Content starts

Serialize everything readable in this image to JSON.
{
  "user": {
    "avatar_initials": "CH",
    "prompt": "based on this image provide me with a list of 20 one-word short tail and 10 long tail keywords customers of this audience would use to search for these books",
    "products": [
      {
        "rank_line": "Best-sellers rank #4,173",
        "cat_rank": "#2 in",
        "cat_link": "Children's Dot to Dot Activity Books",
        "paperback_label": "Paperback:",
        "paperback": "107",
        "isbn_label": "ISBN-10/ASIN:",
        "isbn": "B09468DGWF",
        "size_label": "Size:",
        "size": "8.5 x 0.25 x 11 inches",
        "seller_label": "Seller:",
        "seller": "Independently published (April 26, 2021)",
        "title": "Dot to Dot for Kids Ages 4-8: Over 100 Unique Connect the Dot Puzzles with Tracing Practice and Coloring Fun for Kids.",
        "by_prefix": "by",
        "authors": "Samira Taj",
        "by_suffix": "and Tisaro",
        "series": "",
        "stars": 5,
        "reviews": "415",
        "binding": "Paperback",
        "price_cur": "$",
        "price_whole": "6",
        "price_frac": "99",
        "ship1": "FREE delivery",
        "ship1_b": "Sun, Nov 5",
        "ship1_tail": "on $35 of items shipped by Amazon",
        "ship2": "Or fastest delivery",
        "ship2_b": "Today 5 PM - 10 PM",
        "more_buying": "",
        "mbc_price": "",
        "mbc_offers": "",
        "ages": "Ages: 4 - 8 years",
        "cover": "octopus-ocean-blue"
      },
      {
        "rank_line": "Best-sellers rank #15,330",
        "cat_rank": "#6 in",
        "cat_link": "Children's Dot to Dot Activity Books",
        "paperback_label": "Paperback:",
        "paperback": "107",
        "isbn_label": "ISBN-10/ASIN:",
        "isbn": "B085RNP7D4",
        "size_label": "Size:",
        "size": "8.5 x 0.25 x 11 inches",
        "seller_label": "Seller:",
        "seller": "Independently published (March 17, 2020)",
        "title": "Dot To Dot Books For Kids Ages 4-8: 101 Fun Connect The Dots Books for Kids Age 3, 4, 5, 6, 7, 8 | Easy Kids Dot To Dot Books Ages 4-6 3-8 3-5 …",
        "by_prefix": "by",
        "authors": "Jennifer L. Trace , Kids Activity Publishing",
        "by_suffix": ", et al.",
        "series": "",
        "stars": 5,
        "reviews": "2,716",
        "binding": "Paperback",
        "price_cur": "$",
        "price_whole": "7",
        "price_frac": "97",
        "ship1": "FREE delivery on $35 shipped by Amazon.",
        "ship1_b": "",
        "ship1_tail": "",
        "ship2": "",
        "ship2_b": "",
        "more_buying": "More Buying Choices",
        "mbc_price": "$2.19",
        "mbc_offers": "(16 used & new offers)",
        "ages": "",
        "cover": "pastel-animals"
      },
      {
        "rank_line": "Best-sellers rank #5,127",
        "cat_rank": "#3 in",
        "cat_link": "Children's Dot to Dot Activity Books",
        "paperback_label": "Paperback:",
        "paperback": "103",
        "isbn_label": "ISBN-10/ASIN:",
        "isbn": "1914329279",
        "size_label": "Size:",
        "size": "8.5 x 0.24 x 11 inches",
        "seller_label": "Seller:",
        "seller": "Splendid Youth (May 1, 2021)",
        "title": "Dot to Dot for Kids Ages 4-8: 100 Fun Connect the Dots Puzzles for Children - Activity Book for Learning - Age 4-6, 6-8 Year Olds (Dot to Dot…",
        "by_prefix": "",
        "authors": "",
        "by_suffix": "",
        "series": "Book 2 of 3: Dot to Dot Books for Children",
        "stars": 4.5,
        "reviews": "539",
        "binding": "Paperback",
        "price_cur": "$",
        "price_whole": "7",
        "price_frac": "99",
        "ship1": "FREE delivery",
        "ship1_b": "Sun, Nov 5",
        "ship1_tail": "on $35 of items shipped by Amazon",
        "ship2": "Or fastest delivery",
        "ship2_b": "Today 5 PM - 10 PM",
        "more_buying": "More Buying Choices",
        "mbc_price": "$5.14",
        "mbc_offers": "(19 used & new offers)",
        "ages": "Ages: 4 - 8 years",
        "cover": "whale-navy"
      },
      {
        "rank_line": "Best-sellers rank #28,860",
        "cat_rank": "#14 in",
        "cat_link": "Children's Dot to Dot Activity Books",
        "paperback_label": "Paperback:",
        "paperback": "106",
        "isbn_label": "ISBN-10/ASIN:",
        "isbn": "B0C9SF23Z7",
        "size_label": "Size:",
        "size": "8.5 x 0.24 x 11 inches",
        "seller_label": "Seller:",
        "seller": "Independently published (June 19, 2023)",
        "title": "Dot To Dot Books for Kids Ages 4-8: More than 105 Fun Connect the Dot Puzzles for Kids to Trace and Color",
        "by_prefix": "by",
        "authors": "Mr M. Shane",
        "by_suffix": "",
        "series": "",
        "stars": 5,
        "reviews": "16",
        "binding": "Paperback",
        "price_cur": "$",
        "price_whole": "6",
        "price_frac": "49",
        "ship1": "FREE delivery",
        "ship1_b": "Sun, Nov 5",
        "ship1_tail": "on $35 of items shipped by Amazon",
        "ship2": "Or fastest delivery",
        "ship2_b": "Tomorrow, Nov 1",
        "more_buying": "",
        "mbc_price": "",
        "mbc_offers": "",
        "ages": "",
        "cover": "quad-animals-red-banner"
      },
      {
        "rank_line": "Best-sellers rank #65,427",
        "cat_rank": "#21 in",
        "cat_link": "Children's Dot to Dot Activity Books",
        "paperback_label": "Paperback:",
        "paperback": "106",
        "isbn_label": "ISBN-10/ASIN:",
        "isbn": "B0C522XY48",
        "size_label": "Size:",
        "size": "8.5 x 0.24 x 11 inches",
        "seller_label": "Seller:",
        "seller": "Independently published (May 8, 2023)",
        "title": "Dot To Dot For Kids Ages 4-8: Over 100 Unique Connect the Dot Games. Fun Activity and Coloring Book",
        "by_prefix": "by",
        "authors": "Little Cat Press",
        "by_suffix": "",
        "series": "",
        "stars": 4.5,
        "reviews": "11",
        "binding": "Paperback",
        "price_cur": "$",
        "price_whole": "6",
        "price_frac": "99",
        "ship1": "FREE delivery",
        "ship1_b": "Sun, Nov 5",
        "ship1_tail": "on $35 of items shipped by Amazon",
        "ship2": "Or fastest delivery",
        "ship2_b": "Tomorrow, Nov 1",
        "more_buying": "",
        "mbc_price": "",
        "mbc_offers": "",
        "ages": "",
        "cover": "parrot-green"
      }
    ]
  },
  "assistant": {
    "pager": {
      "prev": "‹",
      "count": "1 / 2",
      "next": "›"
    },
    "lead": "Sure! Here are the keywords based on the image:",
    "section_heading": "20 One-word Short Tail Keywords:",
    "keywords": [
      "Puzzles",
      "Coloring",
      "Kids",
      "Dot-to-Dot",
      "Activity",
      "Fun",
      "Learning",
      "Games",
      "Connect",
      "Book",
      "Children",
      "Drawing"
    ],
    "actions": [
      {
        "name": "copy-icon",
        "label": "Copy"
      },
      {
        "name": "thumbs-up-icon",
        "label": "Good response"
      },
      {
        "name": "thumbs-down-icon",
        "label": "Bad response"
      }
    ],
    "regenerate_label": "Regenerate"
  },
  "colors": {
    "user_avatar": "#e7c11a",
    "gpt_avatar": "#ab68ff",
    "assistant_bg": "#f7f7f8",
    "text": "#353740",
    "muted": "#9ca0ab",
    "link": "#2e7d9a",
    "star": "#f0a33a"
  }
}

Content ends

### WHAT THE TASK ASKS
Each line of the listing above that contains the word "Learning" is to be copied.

### TASK SOLUTION
        "title": "Dot to Dot for Kids Ages 4-8: 100 Fun Connect the Dots Puzzles for Children - Activity Book for Learning - Age 4-6, 6-8 Year Olds (Dot to Dot…",
      "Learning",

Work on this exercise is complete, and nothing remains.